1806 ENGLISH POETRY 1579-1830: SPENSER AND THE TRADITION

Henry Kirke White

"T.," in Christian Observer 5 (November 1806) 727.
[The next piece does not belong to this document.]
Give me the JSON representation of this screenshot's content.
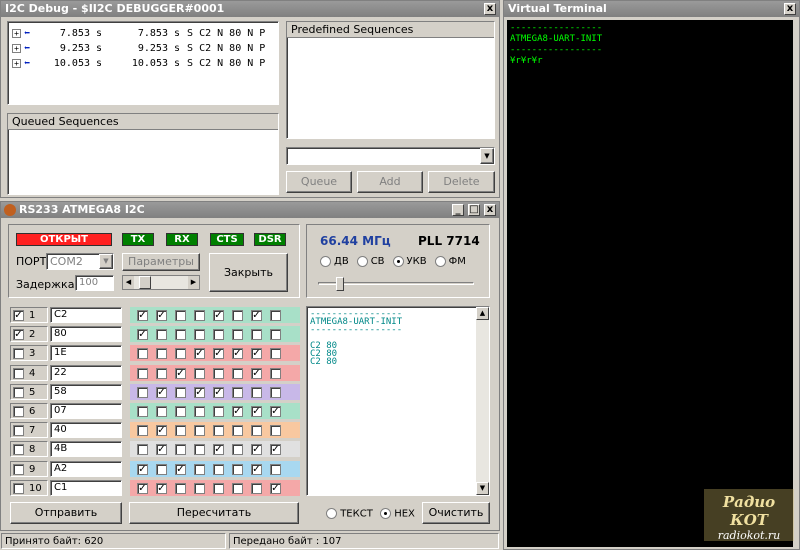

Had this young man lived, he would have been, in all probability, not only a most useful member of society in the immediate sphere of his labours, but an ornament of his country. Seldom has the career of a student been commenced under more flattering circumstances. The public are already in possession of a specimen of his poetical talents, in a little volume of poems which he published at the age of seventeen. Some of these pieces are distinguished by merit far beyond his years. What might not have been expected from a vigorous application of his talents, after he had passed some time at College, where the advantages of the student are so numerous and important! The hopes, indeed, of all who knew him were raised to a high pitch, while his friends and tutors especially contemplated his future success with delight: but all these expectations have been cut short in a moment! He is now removed from a scene of literary labour, to the bar of judgment; and happy is it for him that he was found doing the work of his God; and happy will it be for us if, impressed with a conviction of the vanity of all human pursuits, we also aspire after heavenly things, and prepare to meet our Judge. — "Watch and pray, for ye know neither the day nor the hour when the Son of Man cometh."